1. Not finding help here? Sign up for a free 30min tutor trial with Chegg Tutors
    Dismiss Notice
Dismiss Notice
Join Physics Forums Today!
The friendliest, high quality science and math community on the planet! Everyone who loves science is here!

Quantum perturbation corrections

  1. Feb 23, 2008 #1

    T-7

    User Avatar

    1. The problem statement, all variables and given/known data

    Substituting

    [tex]|n> = |n^{0}> + \sum_{m}c_{nm}|m^{0}>[/tex]

    into the normalisation condition

    [tex]<n|n> = 1[/tex]

    show that the correction [tex]c_{nn}^{(1)}[/tex] is zero.

    3. The attempt at a solution

    [tex]<n|n> = 1 => \left( <n^{0}| + \sum_{m}c_{nm}^{*}<m^{0}| \right) \left( |n^{0}> + \sum_{m}c_{nm}|m^{0}> \right) = 1
    [/tex]

    [tex] <n^{0}|n^{0}> + \sum_{m}c_{nm}<n^{0}|m^{0}> + \sum_{m}c_{nm}^{*}<m^{0}|n^{0}> + \sum_{m}c_{nm}^{*}\sum_{m'}c_{nm'}<m^{0}|m^{0}> = 1[/tex]

    [tex]1 + c_{nn} +c_{nn}^{*} + \sum_{m}c_{nm}^{*}\sum_{m'}c_{nm'} = 1[/tex]

    [tex]c_{nn} +c_{nn}^{*} + \sum_{m}c_{nm}^{*}\sum_{m'}c_{nm'} = 0[/tex]

    Now I believe I can say:

    [tex]c_{nn} = \lambda c_{nn}^{(1)} + \lambda^{2} c_{nn}^{(2)} + ... [/tex]

    and so

    [tex]c_{nn}^{*} = \lambda c_{nn}^{*(1)} + \lambda^{2} c_{nn}^{*(2)} + ... [/tex]

    And thus:

    [tex](\lambda c_{nn}^{(1)} + \lambda^{2} c_{nn}^{(2)} + ...) + (\lambda c_{nn}^{*(1)} + \lambda^{2} c_{nn}^{*(2)} + ...) + \sum_{m}(\lambda c_{nm}^{*(1)} + \lambda^{2} c_{nm}^{*(2)} + ...) \sum_{m'}(\lambda c_{nm'}^{(1)} + \lambda^{2} c_{nm'}^{(2)} + ...)= 0[/tex]

    Comparing coefficients of [tex]\lambda[/tex]

    [tex]\lambda c_{nn}^{(1)} + \lambda c_{nn}^{*(1)} = 0[/tex]

    Hence

    [tex]Re(c_{nn}^{(1)}) = 0[/tex]

    Set imaginary part to zero; it is arbitrary.

    So

    [tex]c_{nn}^{(1)} = 0[/tex]

    Could someone tell me if this is along the right lines.

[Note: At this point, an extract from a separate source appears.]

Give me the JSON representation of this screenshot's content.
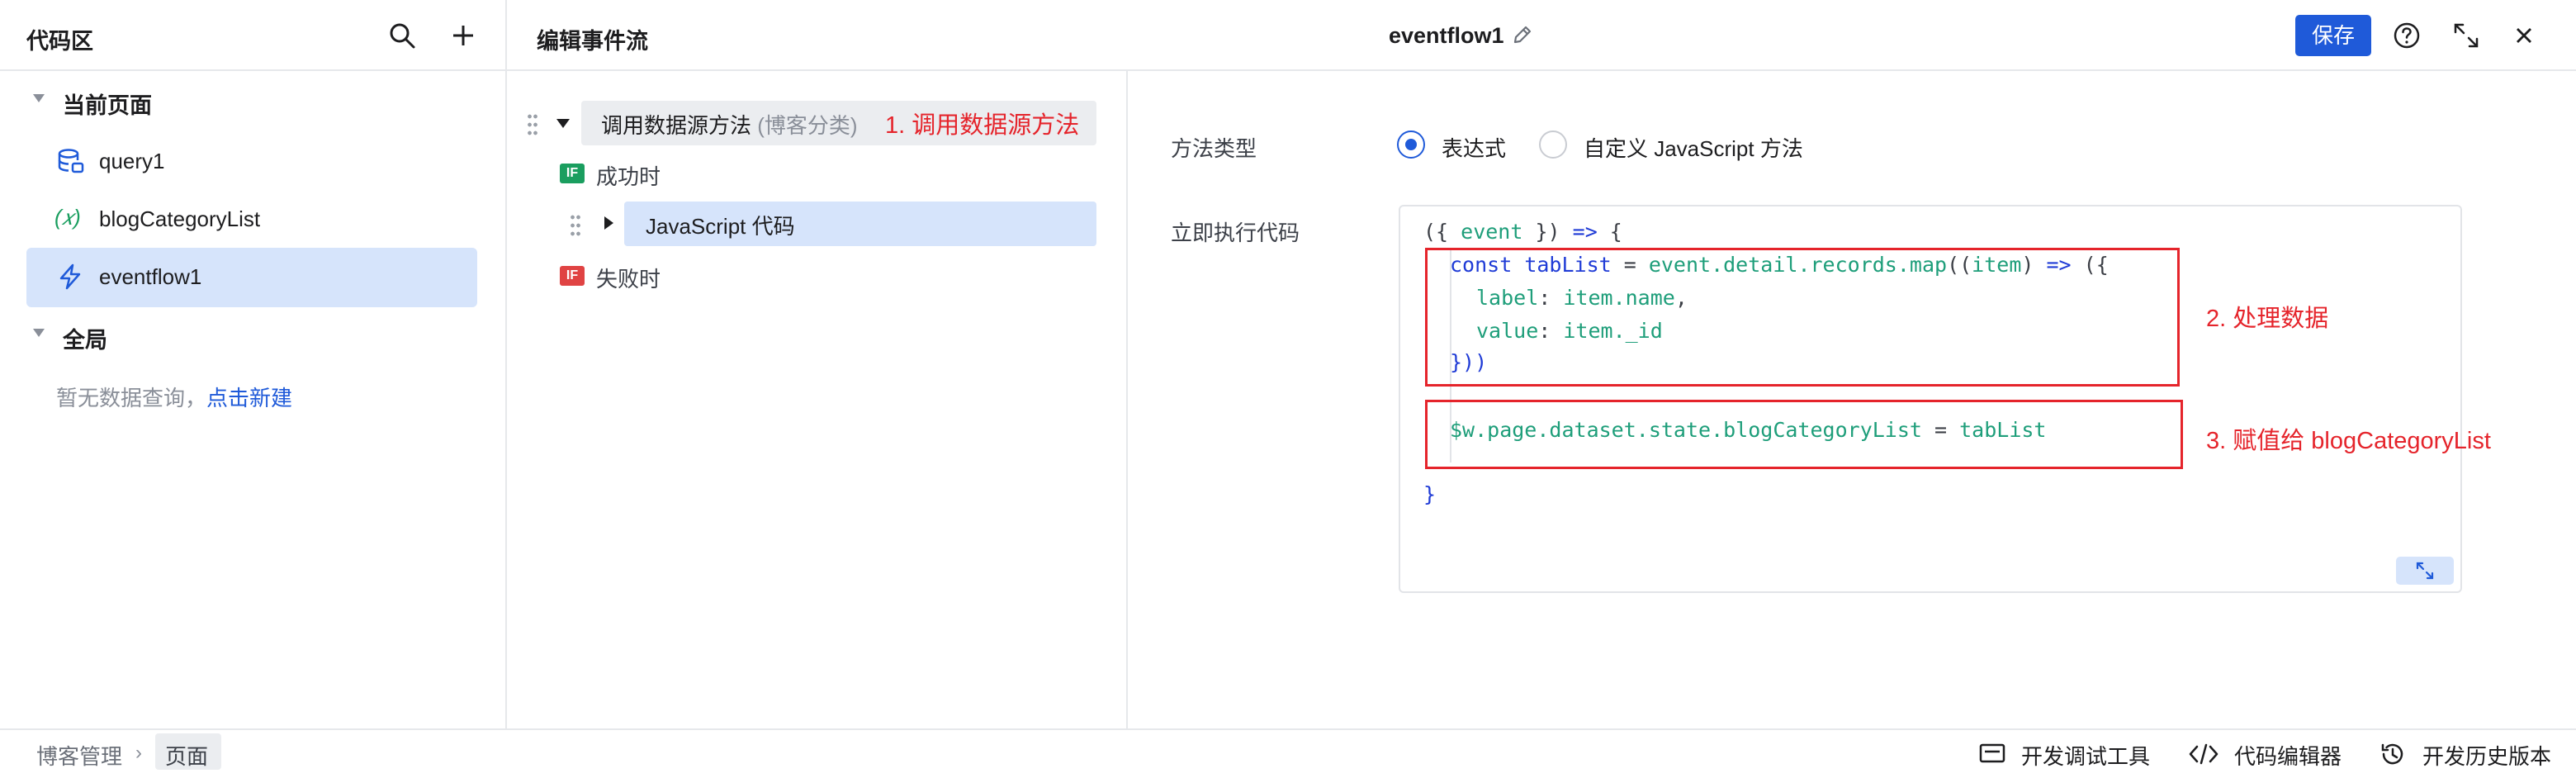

I can't seem to do any more than prove that the real part is zero (if indeed I have proved this correctly), and it seems to me that the imaginary part, being arbitrary, could be set to zero. But perhaps this is too much hand waving, and something more should be said? Or perhaps my proof is wrong fullstop?

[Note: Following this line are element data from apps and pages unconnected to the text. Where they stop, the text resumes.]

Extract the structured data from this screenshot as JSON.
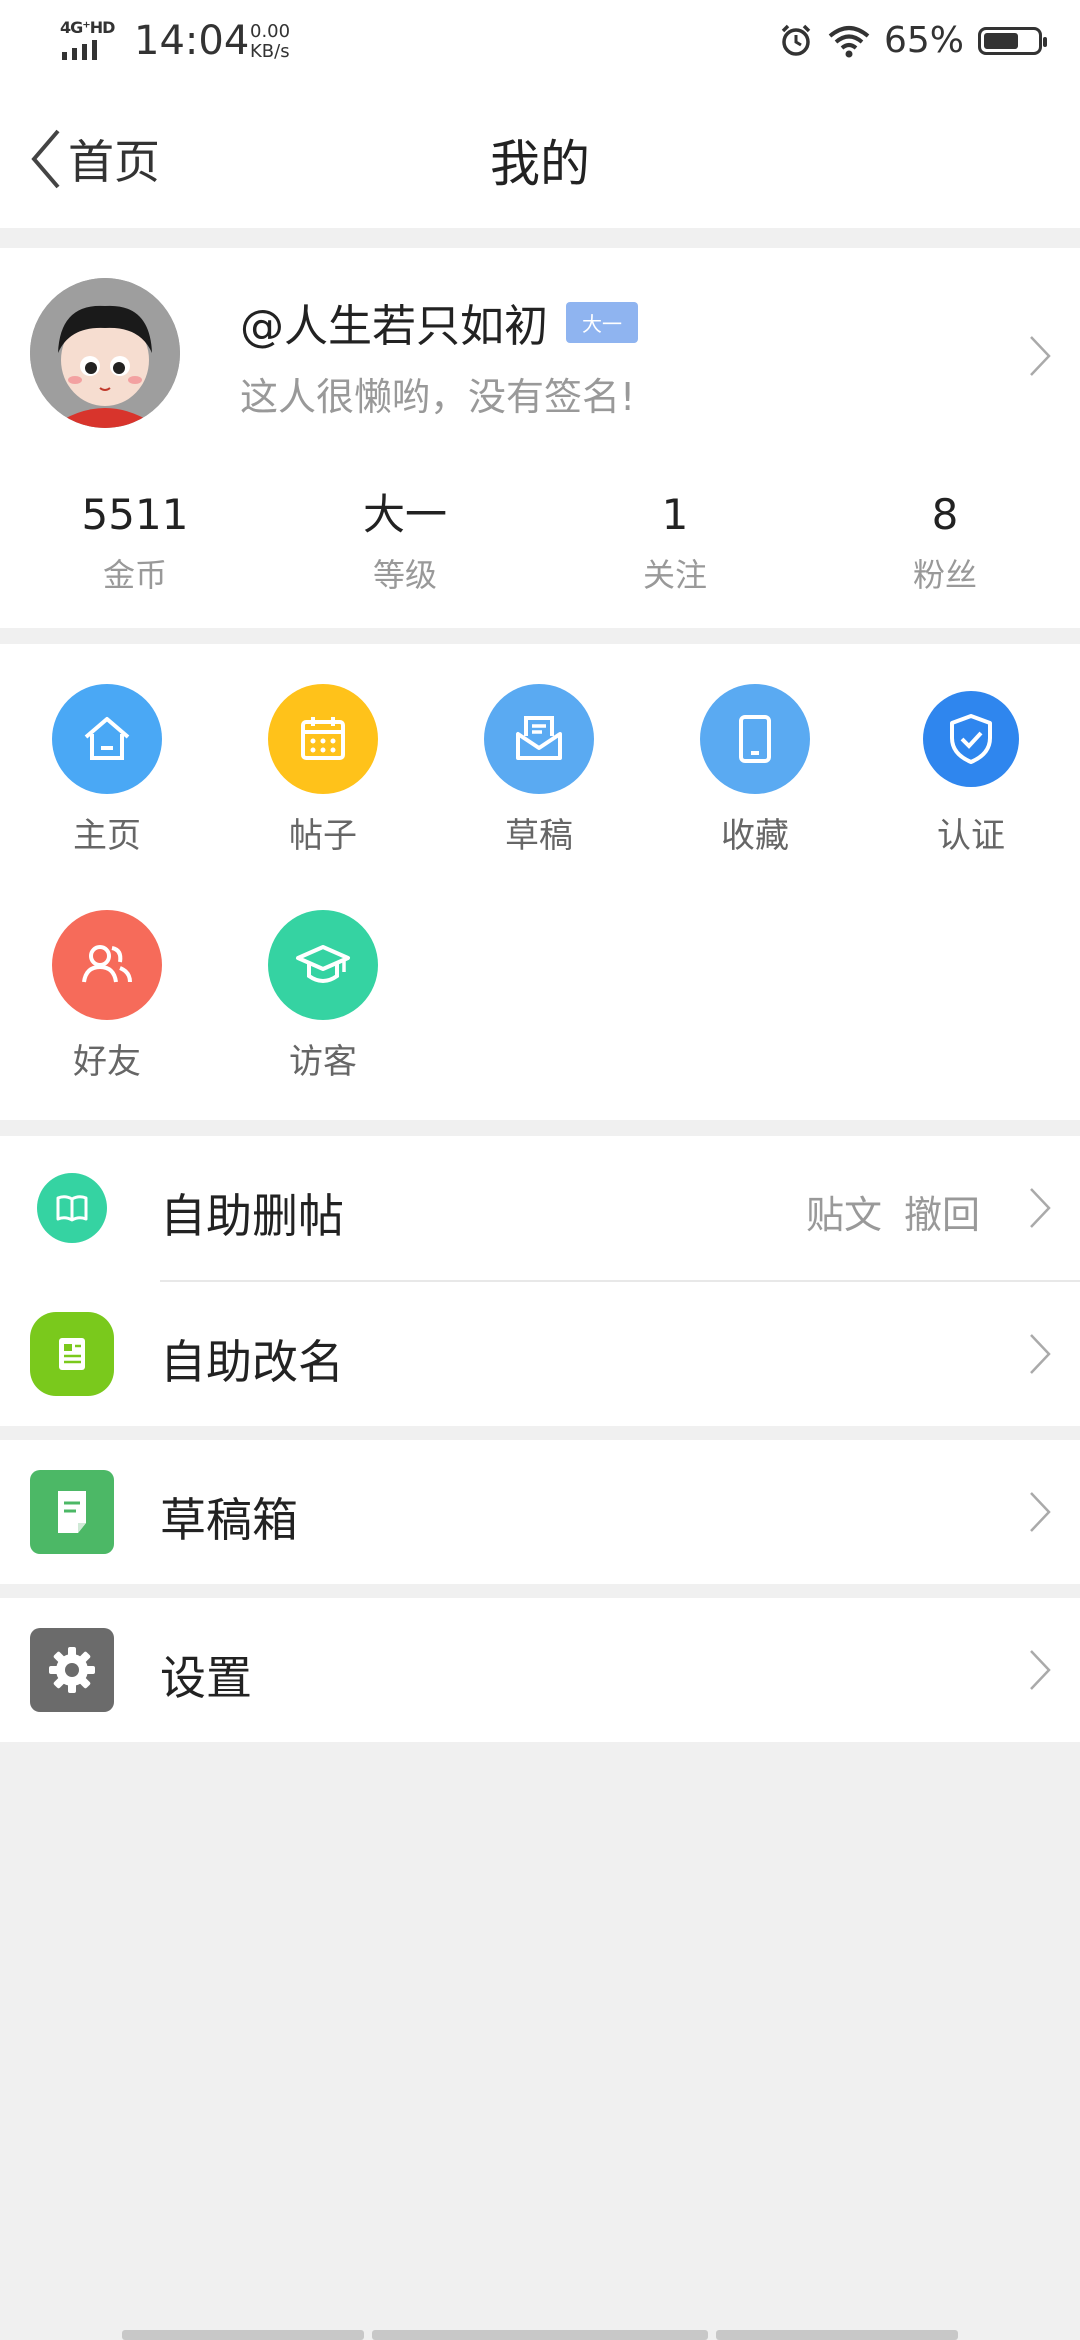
{
  "status_bar": {
    "network": "4G⁺HD",
    "time": "14:04",
    "speed_value": "0.00",
    "speed_unit": "KB/s",
    "battery": "65%",
    "battery_level": 0.65
  },
  "nav": {
    "back_label": "首页",
    "title": "我的"
  },
  "profile": {
    "name": "@人生若只如初",
    "level_badge": "大一",
    "signature": "这人很懒哟，没有签名!",
    "stats": [
      {
        "value": "5511",
        "label": "金币"
      },
      {
        "value": "大一",
        "label": "等级"
      },
      {
        "value": "1",
        "label": "关注"
      },
      {
        "value": "8",
        "label": "粉丝"
      }
    ]
  },
  "shortcuts": [
    {
      "label": "主页",
      "icon": "home-icon",
      "color": "#4aa8f5"
    },
    {
      "label": "帖子",
      "icon": "calendar-icon",
      "color": "#ffc21a"
    },
    {
      "label": "草稿",
      "icon": "envelope-icon",
      "color": "#5aaaf2"
    },
    {
      "label": "收藏",
      "icon": "tablet-icon",
      "color": "#5aaaf2"
    },
    {
      "label": "认证",
      "icon": "shield-check-icon",
      "color": "#2f86ee"
    },
    {
      "label": "好友",
      "icon": "friends-icon",
      "color": "#f66b5a"
    },
    {
      "label": "访客",
      "icon": "graduation-cap-icon",
      "color": "#35d3a2"
    }
  ],
  "menu": {
    "self_delete": {
      "label": "自助删帖",
      "extra_1": "贴文",
      "extra_2": "撤回",
      "icon": "book-icon",
      "color": "#35d3a2"
    },
    "self_rename": {
      "label": "自助改名",
      "icon": "id-card-icon",
      "color": "#7ac91c"
    },
    "drafts": {
      "label": "草稿箱",
      "icon": "document-icon",
      "color": "#4cb866"
    },
    "settings": {
      "label": "设置",
      "icon": "gear-icon",
      "color": "#6b6b6b"
    }
  }
}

    Cheers.
     
  2. jcsd
Know someone interested in this topic? Share this thread via Reddit, Google+, Twitter, or Facebook

Can you help with the solution or looking for help too?



Similar Discussions: Quantum perturbation corrections
Loading...